A woman named Sophia Chung (who’s really Bok-Gi) arrives and hires Jeong-Hwan to find a guy called Edward Kim. Looks can be deceiving though – a common theme in this drama – and despite the run-down setting he’s apparently the best spy in town.
It’s a complicated plan in truth, one that involves players at GK itself in on what’s going on. He seems to be working with them, with the ones at the top pulling the strings and finding targets to go after. He shows a picture of Jae-Sook Kim to General Manager Kim and it appears this man is an arsonist.
From here, we cut back to 2008 for a brief flashback. Kim Jae-Wook was known as Edward and he starts a fire in the woods with the intent of hitting a phone company. As they leave the crime scene, Edward is gleeful over what he’s done but Jeong-Hwan seems to be getting cold feet over what he’s got himself mixed up in.
As he heads out for a drink with this General Manager, he’s encouraged to marry and settle down. This is, of course, to make sure he blends in and doesn’t stand out in a sea of other people. Given he’s currently dating Joo-Eun this appears to be why he’s suddenly decided to marry her.
He’s caught in the middle of this big scheme with GK and they’re convinced that what they do is helping move the country forward. Although Jeong-Hwan is a scammer, he’s part of something much bigger involving murder and a staged suicide. The witness to this – Yoon-Kyeong – was also found dead in the river.
There’s a brief glimmer of 2019, with Jeong-Hwan breaking into someone’s garden but it’s a fractured scene and unclear exactly what’s going on here. I’m sure we’ll find out more in the upcoming episodes.
As we skip forward to 2020, Detective Kim rings Joo-Eun and brings her into the police station. As she shows up, news breaks that Jeong-Hwan has been involved in a car accident 10 days prior. This car crashed into a guard rail and tumbled down to the ground. His ID card and several belongings appear to point that it’s definitely him that’s died… but is he really?
The Episode Review
You can’t trust anything we’re told in Private Lives, especially if the previous two episodes are anything to go by. Personally, I think Jeong-Hwan may well have fabricated his death to try and escape the vicious cycle of GK who seem to be ruling over everyone.
The drama is pretty decent though and it’s definitely interesting to see his side of the story.

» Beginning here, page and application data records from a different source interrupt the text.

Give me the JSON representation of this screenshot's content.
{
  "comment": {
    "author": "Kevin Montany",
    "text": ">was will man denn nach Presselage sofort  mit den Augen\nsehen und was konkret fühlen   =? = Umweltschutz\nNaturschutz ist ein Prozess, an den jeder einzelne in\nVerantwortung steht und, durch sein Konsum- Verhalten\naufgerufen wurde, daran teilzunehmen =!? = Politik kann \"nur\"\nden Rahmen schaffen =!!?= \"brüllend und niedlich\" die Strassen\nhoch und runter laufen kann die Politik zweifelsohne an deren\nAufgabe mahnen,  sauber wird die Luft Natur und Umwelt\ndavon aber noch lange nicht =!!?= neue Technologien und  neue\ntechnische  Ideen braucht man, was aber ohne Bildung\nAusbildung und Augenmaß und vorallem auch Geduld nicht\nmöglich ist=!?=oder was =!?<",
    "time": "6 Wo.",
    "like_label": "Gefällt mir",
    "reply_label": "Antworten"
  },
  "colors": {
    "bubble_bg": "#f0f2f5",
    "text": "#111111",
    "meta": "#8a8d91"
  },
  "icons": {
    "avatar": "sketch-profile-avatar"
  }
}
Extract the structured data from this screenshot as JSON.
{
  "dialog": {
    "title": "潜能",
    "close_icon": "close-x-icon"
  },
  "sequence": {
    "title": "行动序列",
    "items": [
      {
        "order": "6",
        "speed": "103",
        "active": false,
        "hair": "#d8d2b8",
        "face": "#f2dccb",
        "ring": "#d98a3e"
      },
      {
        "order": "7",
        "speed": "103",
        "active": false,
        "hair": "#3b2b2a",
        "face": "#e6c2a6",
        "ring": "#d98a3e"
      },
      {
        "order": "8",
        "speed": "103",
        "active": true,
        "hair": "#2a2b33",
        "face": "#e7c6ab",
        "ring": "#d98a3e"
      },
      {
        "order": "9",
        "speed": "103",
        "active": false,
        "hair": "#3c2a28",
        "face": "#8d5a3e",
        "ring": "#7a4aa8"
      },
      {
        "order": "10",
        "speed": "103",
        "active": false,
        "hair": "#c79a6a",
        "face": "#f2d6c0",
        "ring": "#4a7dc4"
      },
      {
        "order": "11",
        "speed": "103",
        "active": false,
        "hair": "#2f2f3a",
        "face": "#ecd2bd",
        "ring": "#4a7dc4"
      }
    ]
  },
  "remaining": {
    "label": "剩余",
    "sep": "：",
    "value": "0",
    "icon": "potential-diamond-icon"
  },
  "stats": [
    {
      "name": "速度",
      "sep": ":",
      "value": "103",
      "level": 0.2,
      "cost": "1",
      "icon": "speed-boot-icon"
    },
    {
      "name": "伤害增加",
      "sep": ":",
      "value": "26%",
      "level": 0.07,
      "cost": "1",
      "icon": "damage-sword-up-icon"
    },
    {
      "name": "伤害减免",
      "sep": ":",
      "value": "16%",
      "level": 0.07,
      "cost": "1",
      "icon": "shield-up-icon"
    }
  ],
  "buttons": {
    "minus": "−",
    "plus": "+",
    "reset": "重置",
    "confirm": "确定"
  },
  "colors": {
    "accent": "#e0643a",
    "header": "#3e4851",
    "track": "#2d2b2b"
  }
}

The actual hierarchy and what’s happening at GK is still a bit confusing – perhaps intentionally – and the back-and-forth time jumps feel intentionally obsfucated to make things difficult to piece together.
This week abandons the humour completely too, in favour of a more straightforward and structured espionage noir. It’s not a bad thing but tonally this show hasn’t quite settled into a consistent rhythm just yet. It’ll be interesting to see quite where that falls in the upcoming episodes.
Still the ending leaves things open and the puzzle-box editing means we still haven’t got the whole story surrounding the past for these two protagonists. What does the future hold for these two? Only time will tell!